**What you will do:** The answer should consist of each line below that contains the word "Crafting".

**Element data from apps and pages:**
=== Begin Enclosure ===

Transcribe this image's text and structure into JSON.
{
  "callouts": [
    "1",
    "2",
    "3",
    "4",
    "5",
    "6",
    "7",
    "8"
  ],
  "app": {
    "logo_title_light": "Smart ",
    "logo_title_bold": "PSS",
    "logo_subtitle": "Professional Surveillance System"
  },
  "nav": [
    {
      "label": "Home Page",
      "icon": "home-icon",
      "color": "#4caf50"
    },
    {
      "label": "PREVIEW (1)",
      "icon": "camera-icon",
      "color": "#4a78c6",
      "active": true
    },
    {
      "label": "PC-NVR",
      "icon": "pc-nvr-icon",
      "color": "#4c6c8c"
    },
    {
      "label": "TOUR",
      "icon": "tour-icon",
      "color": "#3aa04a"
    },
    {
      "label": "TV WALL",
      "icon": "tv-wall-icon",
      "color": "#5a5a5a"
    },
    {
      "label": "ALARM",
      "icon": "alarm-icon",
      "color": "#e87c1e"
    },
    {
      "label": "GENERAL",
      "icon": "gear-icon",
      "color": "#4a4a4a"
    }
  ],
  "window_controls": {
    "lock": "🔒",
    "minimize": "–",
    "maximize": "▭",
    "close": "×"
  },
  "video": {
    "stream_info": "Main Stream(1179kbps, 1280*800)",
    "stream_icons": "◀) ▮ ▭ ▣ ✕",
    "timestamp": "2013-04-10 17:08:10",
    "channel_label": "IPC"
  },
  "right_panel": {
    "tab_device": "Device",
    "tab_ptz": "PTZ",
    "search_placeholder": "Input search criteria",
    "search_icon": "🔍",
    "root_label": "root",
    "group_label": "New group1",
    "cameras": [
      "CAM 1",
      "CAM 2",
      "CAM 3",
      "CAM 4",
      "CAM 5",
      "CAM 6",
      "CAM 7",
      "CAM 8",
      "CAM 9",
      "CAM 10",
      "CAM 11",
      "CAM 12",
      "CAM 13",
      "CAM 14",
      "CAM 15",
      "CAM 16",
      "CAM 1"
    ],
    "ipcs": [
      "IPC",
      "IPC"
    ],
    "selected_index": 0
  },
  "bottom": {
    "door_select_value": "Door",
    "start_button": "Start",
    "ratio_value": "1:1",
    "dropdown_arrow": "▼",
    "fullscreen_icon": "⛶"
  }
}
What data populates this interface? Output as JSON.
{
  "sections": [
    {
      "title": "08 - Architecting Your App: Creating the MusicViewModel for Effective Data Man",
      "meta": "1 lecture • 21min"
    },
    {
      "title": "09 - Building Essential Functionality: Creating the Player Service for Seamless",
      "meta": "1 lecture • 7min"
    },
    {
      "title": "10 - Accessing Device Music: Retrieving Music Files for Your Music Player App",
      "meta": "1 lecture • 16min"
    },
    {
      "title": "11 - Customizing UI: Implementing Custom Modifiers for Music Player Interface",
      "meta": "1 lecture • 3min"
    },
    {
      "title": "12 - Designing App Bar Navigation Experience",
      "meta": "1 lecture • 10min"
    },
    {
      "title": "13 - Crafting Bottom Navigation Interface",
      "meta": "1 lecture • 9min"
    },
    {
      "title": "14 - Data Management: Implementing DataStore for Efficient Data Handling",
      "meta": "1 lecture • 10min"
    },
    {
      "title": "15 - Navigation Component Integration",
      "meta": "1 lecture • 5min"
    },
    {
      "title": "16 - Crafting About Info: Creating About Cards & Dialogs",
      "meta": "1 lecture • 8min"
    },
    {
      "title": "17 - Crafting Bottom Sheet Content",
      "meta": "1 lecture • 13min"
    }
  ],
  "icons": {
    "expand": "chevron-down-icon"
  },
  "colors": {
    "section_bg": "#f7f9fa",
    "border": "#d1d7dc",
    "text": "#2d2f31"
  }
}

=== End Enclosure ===

**Answer to the exercise:**
      "title": "13 - Crafting Bottom Navigation Interface",
      "title": "16 - Crafting About Info: Creating About Cards & Dialogs",
      "title": "17 - Crafting Bottom Sheet Content",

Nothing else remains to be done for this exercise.